**INSTRUCTIONS TO FOLLOW**
Exactly as they stand, give the records below again, with no images.

**EXERCISE DATA**
Start of Block
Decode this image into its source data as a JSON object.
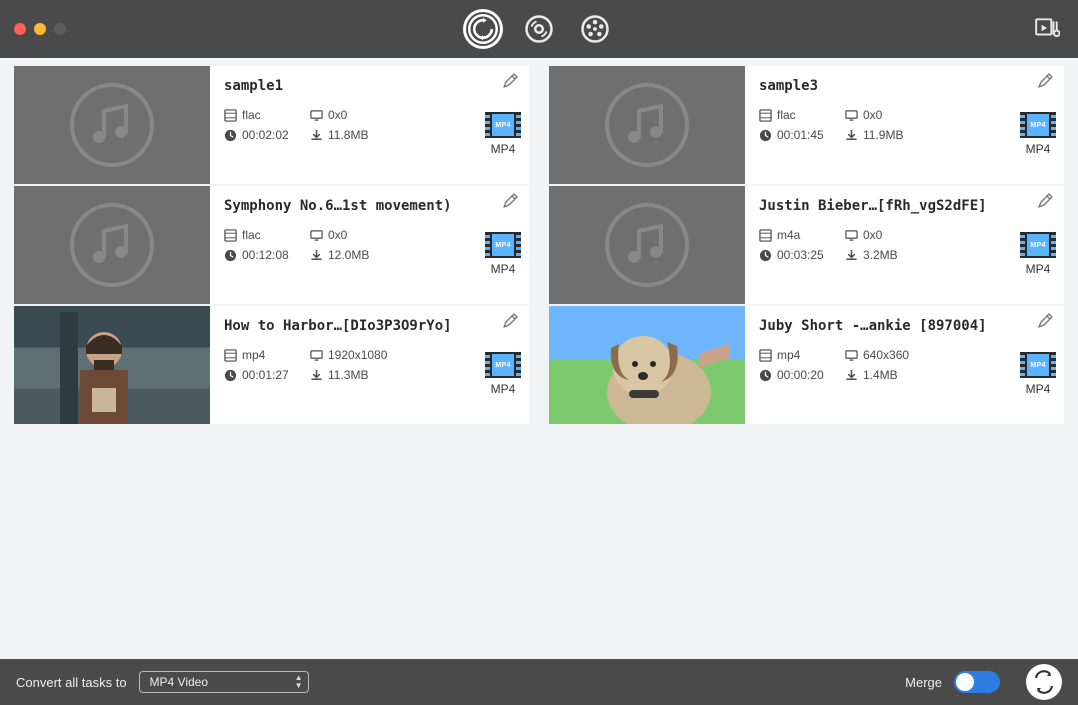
{
  "bottom": {
    "convert_label": "Convert all tasks to",
    "format_selected": "MP4 Video",
    "merge_label": "Merge",
    "merge_on": false
  },
  "items": [
    {
      "title": "sample1",
      "codec": "flac",
      "resolution": "0x0",
      "duration": "00:02:02",
      "size": "11.8MB",
      "out_format": "MP4",
      "thumb_kind": "audio"
    },
    {
      "title": "sample3",
      "codec": "flac",
      "resolution": "0x0",
      "duration": "00:01:45",
      "size": "11.9MB",
      "out_format": "MP4",
      "thumb_kind": "audio"
    },
    {
      "title": "Symphony No.6…1st movement)",
      "codec": "flac",
      "resolution": "0x0",
      "duration": "00:12:08",
      "size": "12.0MB",
      "out_format": "MP4",
      "thumb_kind": "audio"
    },
    {
      "title": "Justin Bieber…[fRh_vgS2dFE]",
      "codec": "m4a",
      "resolution": "0x0",
      "duration": "00:03:25",
      "size": "3.2MB",
      "out_format": "MP4",
      "thumb_kind": "audio"
    },
    {
      "title": "How to Harbor…[DIo3P3O9rYo]",
      "codec": "mp4",
      "resolution": "1920x1080",
      "duration": "00:01:27",
      "size": "11.3MB",
      "out_format": "MP4",
      "thumb_kind": "cartoon"
    },
    {
      "title": "Juby Short -…ankie [897004]",
      "codec": "mp4",
      "resolution": "640x360",
      "duration": "00:00:20",
      "size": "1.4MB",
      "out_format": "MP4",
      "thumb_kind": "dog"
    }
  ]
}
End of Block
**SOLUTION TO THIS EXERCISE**
Decode this image into its source data as a JSON object.
{
  "bottom": {
    "convert_label": "Convert all tasks to",
    "format_selected": "MP4 Video",
    "merge_label": "Merge",
    "merge_on": false
  },
  "items": [
    {
      "title": "sample1",
      "codec": "flac",
      "resolution": "0x0",
      "duration": "00:02:02",
      "size": "11.8MB",
      "out_format": "MP4",
      "thumb_kind": "audio"
    },
    {
      "title": "sample3",
      "codec": "flac",
      "resolution": "0x0",
      "duration": "00:01:45",
      "size": "11.9MB",
      "out_format": "MP4",
      "thumb_kind": "audio"
    },
    {
      "title": "Symphony No.6…1st movement)",
      "codec": "flac",
      "resolution": "0x0",
      "duration": "00:12:08",
      "size": "12.0MB",
      "out_format": "MP4",
      "thumb_kind": "audio"
    },
    {
      "title": "Justin Bieber…[fRh_vgS2dFE]",
      "codec": "m4a",
      "resolution": "0x0",
      "duration": "00:03:25",
      "size": "3.2MB",
      "out_format": "MP4",
      "thumb_kind": "audio"
    },
    {
      "title": "How to Harbor…[DIo3P3O9rYo]",
      "codec": "mp4",
      "resolution": "1920x1080",
      "duration": "00:01:27",
      "size": "11.3MB",
      "out_format": "MP4",
      "thumb_kind": "cartoon"
    },
    {
      "title": "Juby Short -…ankie [897004]",
      "codec": "mp4",
      "resolution": "640x360",
      "duration": "00:00:20",
      "size": "1.4MB",
      "out_format": "MP4",
      "thumb_kind": "dog"
    }
  ]
}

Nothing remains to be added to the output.